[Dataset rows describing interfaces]
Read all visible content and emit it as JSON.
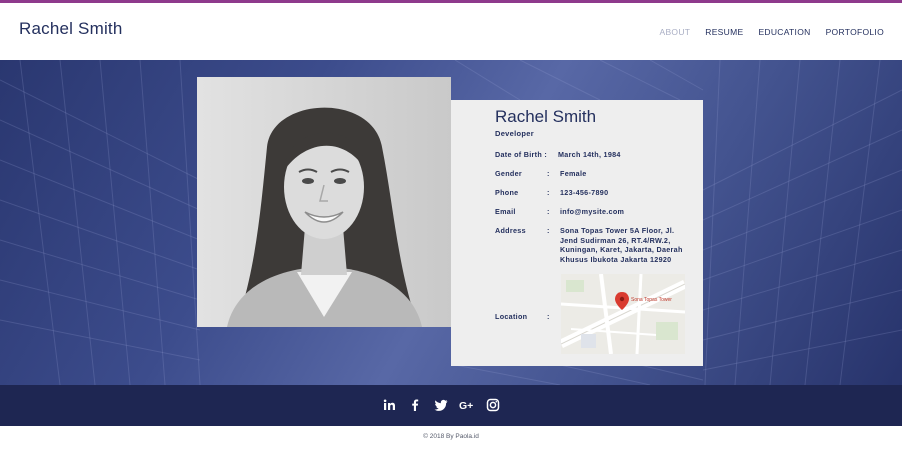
{
  "header": {
    "brand": "Rachel Smith",
    "nav": [
      "ABOUT",
      "RESUME",
      "EDUCATION",
      "PORTOFOLIO"
    ],
    "active_nav": "ABOUT"
  },
  "profile": {
    "name": "Rachel Smith",
    "role": "Developer",
    "fields": [
      {
        "label": "Date of Birth :",
        "separator": "",
        "value": "March 14th, 1984"
      },
      {
        "label": "Gender",
        "separator": ":",
        "value": "Female"
      },
      {
        "label": "Phone",
        "separator": ":",
        "value": "123-456-7890"
      },
      {
        "label": "Email",
        "separator": ":",
        "value": "info@mysite.com"
      },
      {
        "label": "Address",
        "separator": ":",
        "value": "Sona Topas Tower 5A Floor, Jl. Jend Sudirman 26, RT.4/RW.2, Kuningan, Karet, Jakarta, Daerah Khusus Ibukota Jakarta 12920"
      },
      {
        "label": "Location",
        "separator": ":",
        "value": ""
      }
    ],
    "map_place": "Sona Topas Tower"
  },
  "social": [
    "linkedin-icon",
    "facebook-icon",
    "twitter-icon",
    "google-plus-icon",
    "instagram-icon"
  ],
  "footer": {
    "copyright": "© 2018 By Paola.id"
  },
  "colors": {
    "accent_line": "#8e3a8c",
    "navy": "#24305e",
    "footer_bg": "#1e2652",
    "card_bg": "#eeeeee"
  }
}
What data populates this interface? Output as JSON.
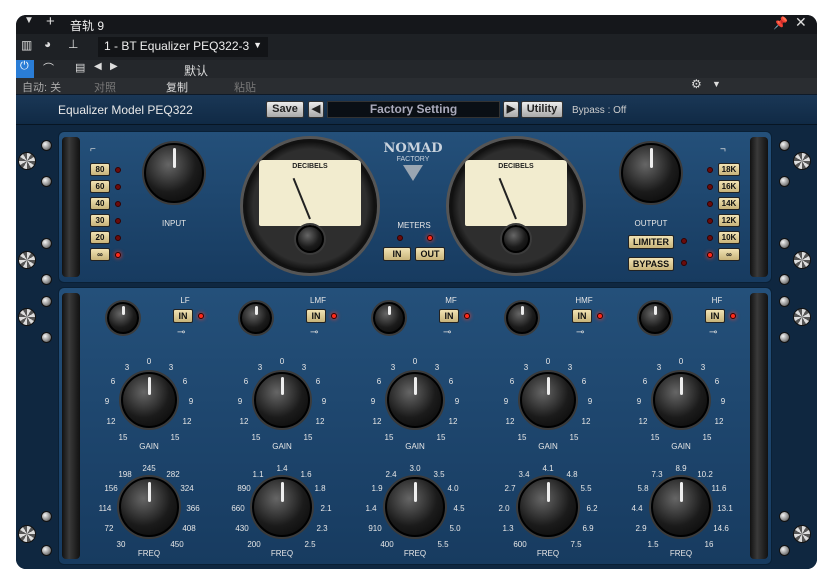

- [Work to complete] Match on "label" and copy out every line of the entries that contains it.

- [Answer below]
        "label": "Date of Birth :",
        "label": "Gender",
        "label": "Phone",
        "label": "Email",
        "label": "Address",
        "label": "Location",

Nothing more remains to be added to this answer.